**** Data supplied

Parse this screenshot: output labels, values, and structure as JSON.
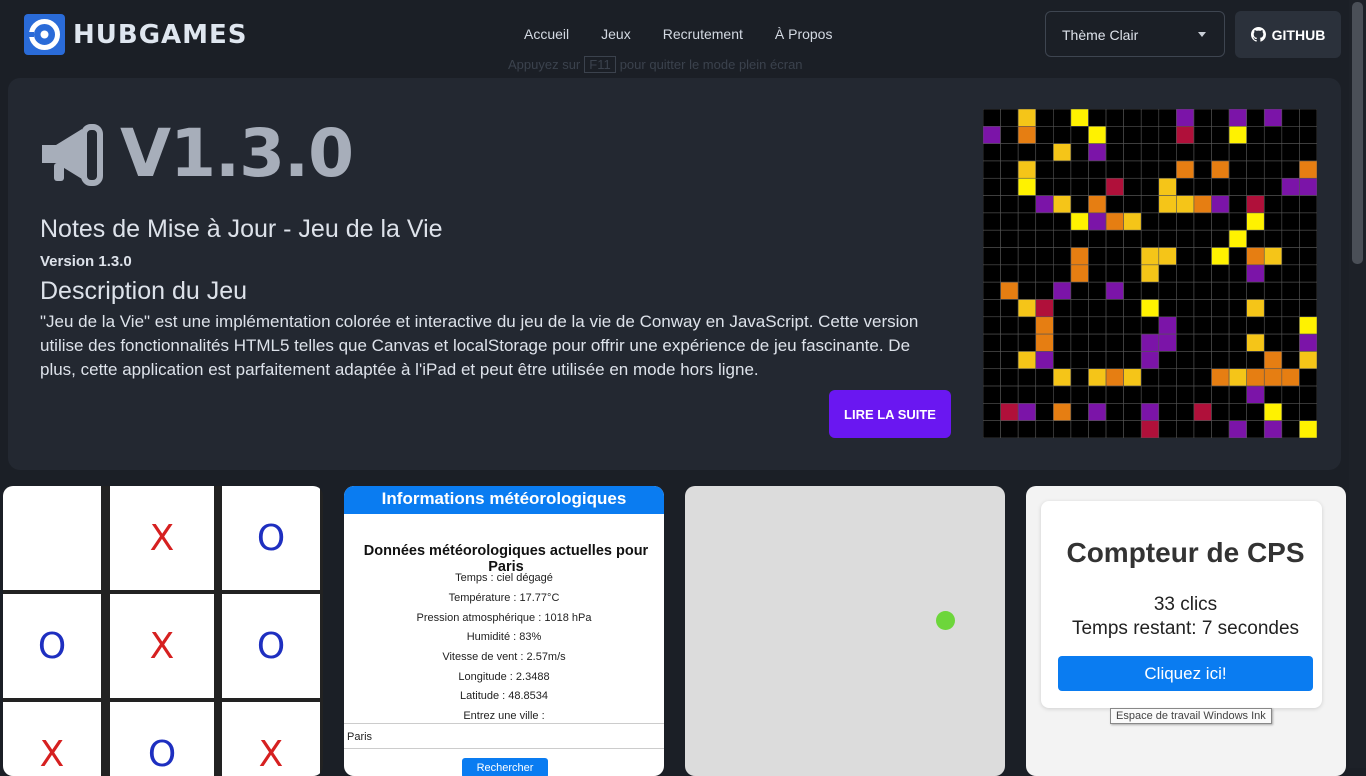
{
  "navbar": {
    "brand": "HUBGAMES",
    "links": [
      "Accueil",
      "Jeux",
      "Recrutement",
      "À Propos"
    ],
    "fullscreen_hint": {
      "before": "Appuyez sur",
      "key": "F11",
      "after": "pour quitter le mode plein écran"
    },
    "theme_select": "Thème Clair",
    "github_label": "GITHUB"
  },
  "hero": {
    "version": "V1.3.0",
    "title": "Notes de Mise à Jour - Jeu de la Vie",
    "version_line": "Version 1.3.0",
    "desc_title": "Description du Jeu",
    "description": "\"Jeu de la Vie\" est une implémentation colorée et interactive du jeu de la vie de Conway en JavaScript. Cette version utilise des fonctionnalités HTML5 telles que Canvas et localStorage pour offrir une expérience de jeu fascinante. De plus, cette application est parfaitement adaptée à l'iPad et peut être utilisée en mode hors ligne.",
    "read_more": "LIRE LA SUITE"
  },
  "tictactoe": {
    "cells": [
      "",
      "X",
      "O",
      "O",
      "X",
      "O",
      "X",
      "O",
      "X"
    ]
  },
  "weather": {
    "header": "Informations météorologiques",
    "title": "Données météorologiques actuelles pour Paris",
    "lines": [
      "Temps : ciel dégagé",
      "Température : 17.77°C",
      "Pression atmosphérique : 1018 hPa",
      "Humidité : 83%",
      "Vitesse de vent : 2.57m/s",
      "Longitude : 2.3488",
      "Latitude : 48.8534",
      "Entrez une ville :"
    ],
    "city_value": "Paris",
    "button": "Rechercher"
  },
  "cps": {
    "title": "Compteur de CPS",
    "clicks": "33 clics",
    "time_left": "Temps restant: 7 secondes",
    "button": "Cliquez ici!"
  },
  "tooltip": "Espace de travail Windows Ink",
  "colors": {
    "accent_purple": "#6a17f1",
    "logo_blue": "#2a6bd8",
    "weather_blue": "#0a7cf1",
    "ball_green": "#6dd63b"
  }
}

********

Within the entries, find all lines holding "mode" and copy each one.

#### [Answer section]
      "after": "pour quitter le mode plein écran"
    "description": "\"Jeu de la Vie\" est une implémentation colorée et interactive du jeu de la vie de Conway en JavaScript. Cette version utilise des fonctionnalités HTML5 telles que Canvas et localStorage pour offrir une expérience de jeu fascinante. De plus, cette application est parfaitement adaptée à l'iPad et peut être utilisée en mode hors ligne.",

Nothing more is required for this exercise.